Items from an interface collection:
------------------------
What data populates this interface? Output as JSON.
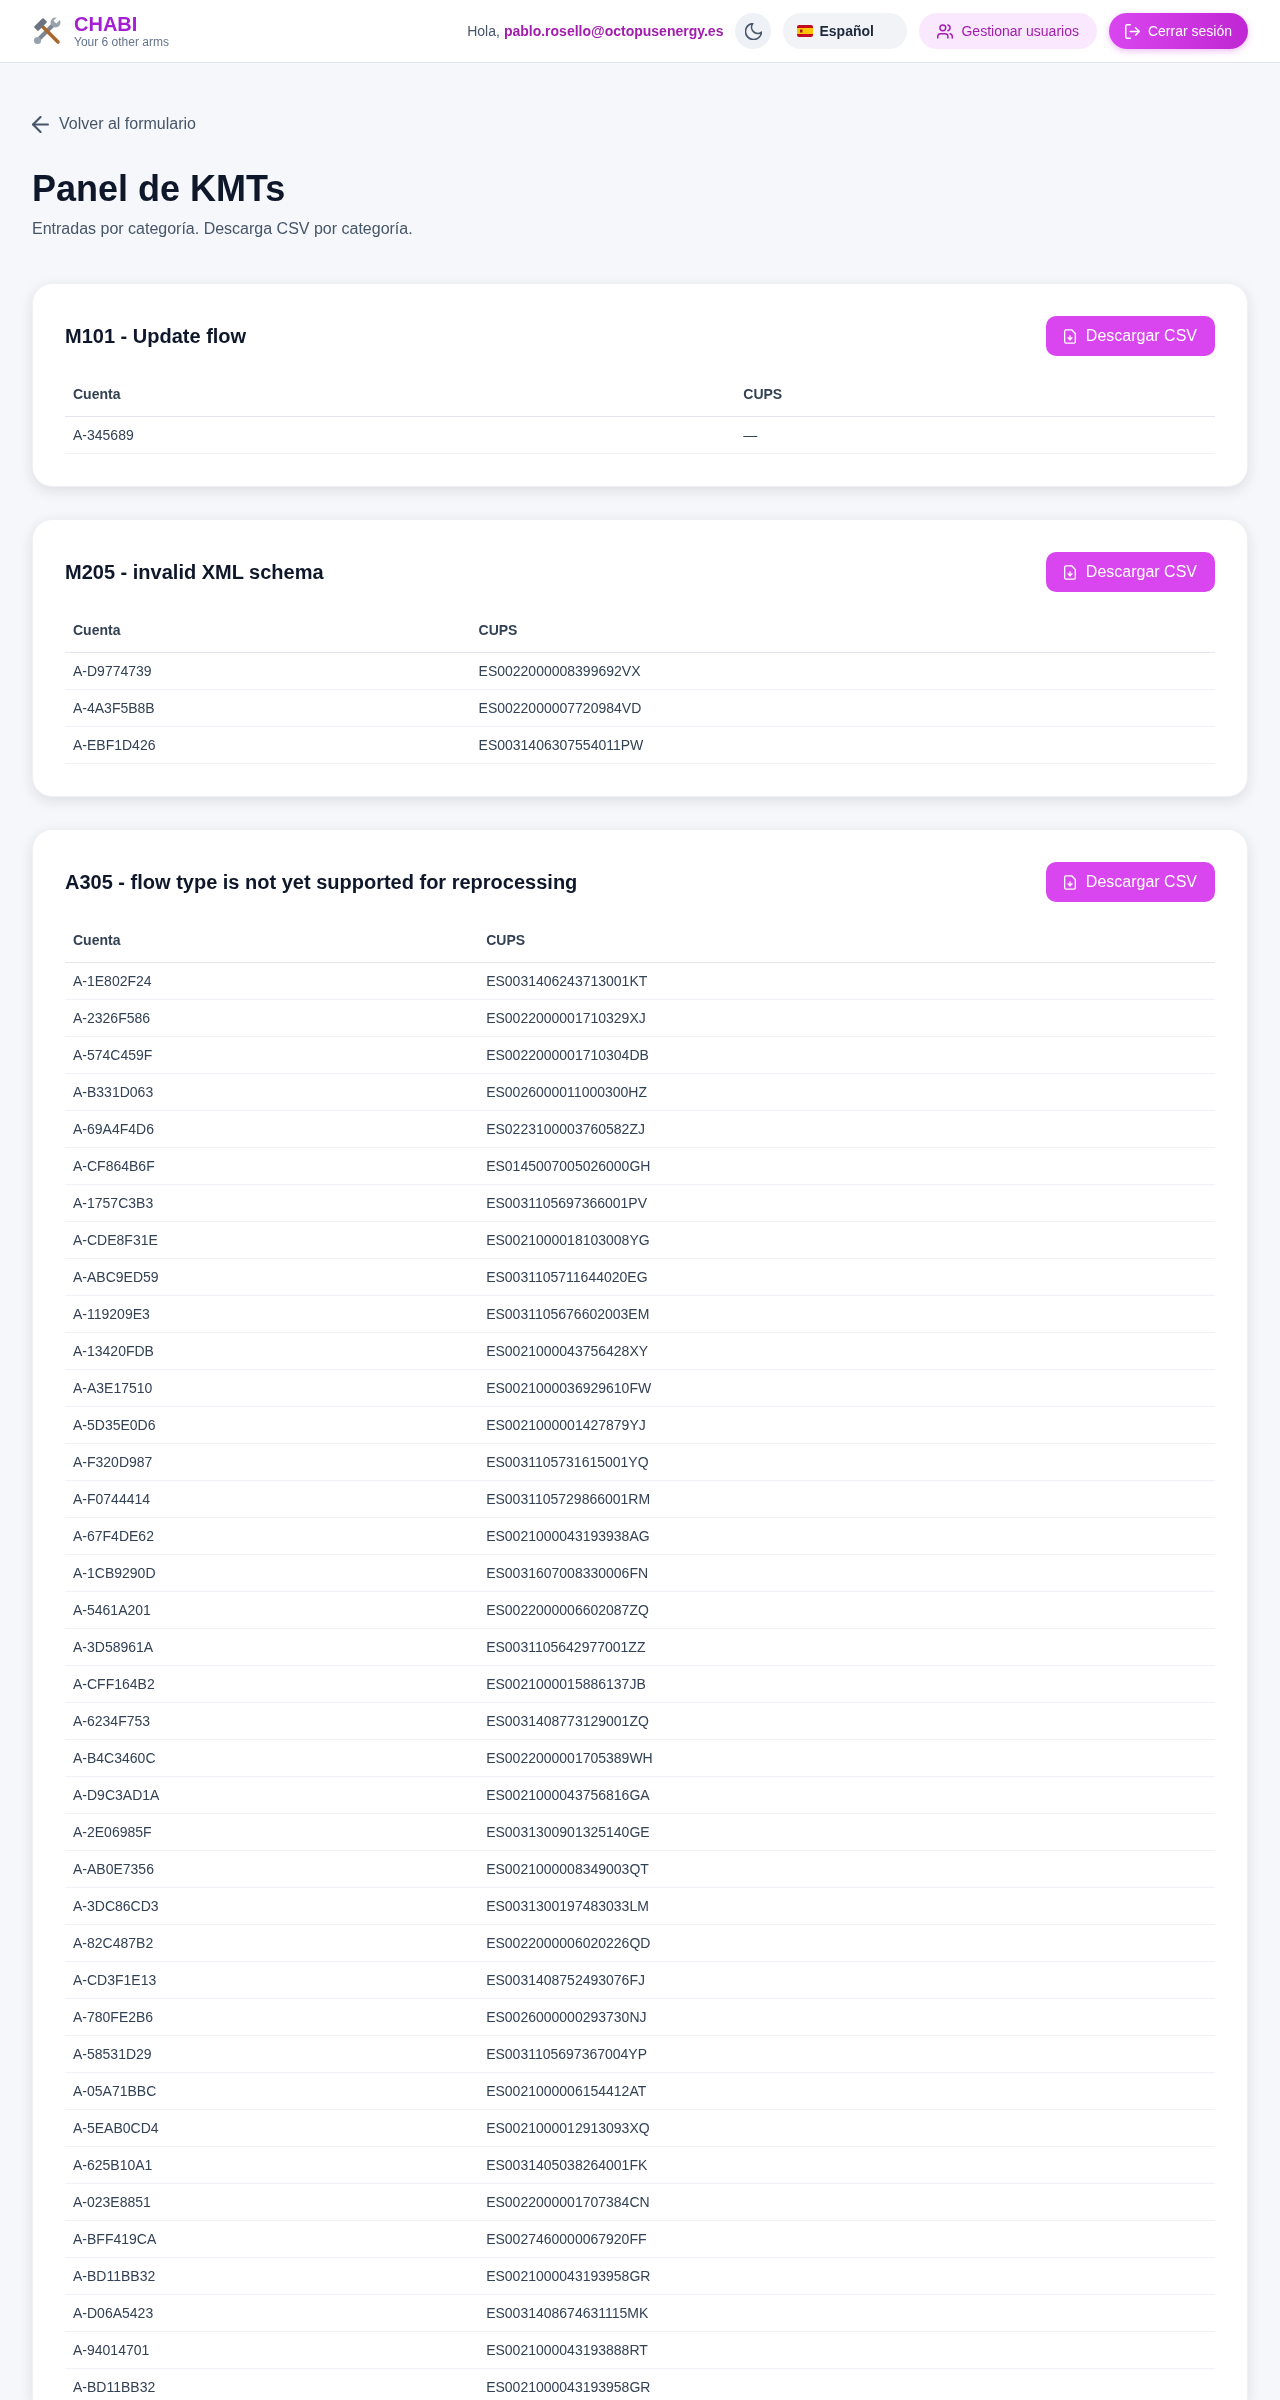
{
  "header": {
    "brand": {
      "name": "CHABI",
      "tagline": "Your 6 other arms"
    },
    "greeting": {
      "prefix": "Hola,",
      "email": "pablo.rosello@octopusenergy.es"
    },
    "language": "Español",
    "buttons": [
      {
        "kind": "manage",
        "label": "Gestionar usuarios"
      },
      {
        "kind": "logout",
        "label": "Cerrar sesión"
      }
    ]
  },
  "back_link": "Volver al formulario",
  "page": {
    "title": "Panel de KMTs",
    "subtitle": "Entradas por categoría. Descarga CSV por categoría."
  },
  "categories": [
    {
      "title": "M101 - Update flow",
      "button": "Descargar CSV",
      "columns": [
        "Cuenta",
        "CUPS"
      ],
      "rows": [
        [
          "A-345689",
          "—"
        ]
      ]
    },
    {
      "title": "M205 - invalid XML schema",
      "button": "Descargar CSV",
      "columns": [
        "Cuenta",
        "CUPS"
      ],
      "rows": [
        [
          "A-D9774739",
          "ES0022000008399692VX"
        ],
        [
          "A-4A3F5B8B",
          "ES0022000007720984VD"
        ],
        [
          "A-EBF1D426",
          "ES0031406307554011PW"
        ]
      ]
    },
    {
      "title": "A305 - flow type is not yet supported for reprocessing",
      "button": "Descargar CSV",
      "columns": [
        "Cuenta",
        "CUPS"
      ],
      "rows": [
        [
          "A-1E802F24",
          "ES0031406243713001KT"
        ],
        [
          "A-2326F586",
          "ES0022000001710329XJ"
        ],
        [
          "A-574C459F",
          "ES0022000001710304DB"
        ],
        [
          "A-B331D063",
          "ES0026000011000300HZ"
        ],
        [
          "A-69A4F4D6",
          "ES0223100003760582ZJ"
        ],
        [
          "A-CF864B6F",
          "ES0145007005026000GH"
        ],
        [
          "A-1757C3B3",
          "ES0031105697366001PV"
        ],
        [
          "A-CDE8F31E",
          "ES0021000018103008YG"
        ],
        [
          "A-ABC9ED59",
          "ES0031105711644020EG"
        ],
        [
          "A-119209E3",
          "ES0031105676602003EM"
        ],
        [
          "A-13420FDB",
          "ES0021000043756428XY"
        ],
        [
          "A-A3E17510",
          "ES0021000036929610FW"
        ],
        [
          "A-5D35E0D6",
          "ES0021000001427879YJ"
        ],
        [
          "A-F320D987",
          "ES0031105731615001YQ"
        ],
        [
          "A-F0744414",
          "ES0031105729866001RM"
        ],
        [
          "A-67F4DE62",
          "ES0021000043193938AG"
        ],
        [
          "A-1CB9290D",
          "ES0031607008330006FN"
        ],
        [
          "A-5461A201",
          "ES0022000006602087ZQ"
        ],
        [
          "A-3D58961A",
          "ES0031105642977001ZZ"
        ],
        [
          "A-CFF164B2",
          "ES0021000015886137JB"
        ],
        [
          "A-6234F753",
          "ES0031408773129001ZQ"
        ],
        [
          "A-B4C3460C",
          "ES0022000001705389WH"
        ],
        [
          "A-D9C3AD1A",
          "ES0021000043756816GA"
        ],
        [
          "A-2E06985F",
          "ES0031300901325140GE"
        ],
        [
          "A-AB0E7356",
          "ES0021000008349003QT"
        ],
        [
          "A-3DC86CD3",
          "ES0031300197483033LM"
        ],
        [
          "A-82C487B2",
          "ES0022000006020226QD"
        ],
        [
          "A-CD3F1E13",
          "ES0031408752493076FJ"
        ],
        [
          "A-780FE2B6",
          "ES0026000000293730NJ"
        ],
        [
          "A-58531D29",
          "ES0031105697367004YP"
        ],
        [
          "A-05A71BBC",
          "ES0021000006154412AT"
        ],
        [
          "A-5EAB0CD4",
          "ES0021000012913093XQ"
        ],
        [
          "A-625B10A1",
          "ES0031405038264001FK"
        ],
        [
          "A-023E8851",
          "ES0022000001707384CN"
        ],
        [
          "A-BFF419CA",
          "ES0027460000067920FF"
        ],
        [
          "A-BD11BB32",
          "ES0021000043193958GR"
        ],
        [
          "A-D06A5423",
          "ES0031408674631115MK"
        ],
        [
          "A-94014701",
          "ES0021000043193888RT"
        ],
        [
          "A-BD11BB32",
          "ES0021000043193958GR"
        ]
      ]
    }
  ]
}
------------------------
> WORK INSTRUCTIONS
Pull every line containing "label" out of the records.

> ANSWER FOR THIS EXERCISE
        "label": "Gestionar usuarios"
        "label": "Cerrar sesión"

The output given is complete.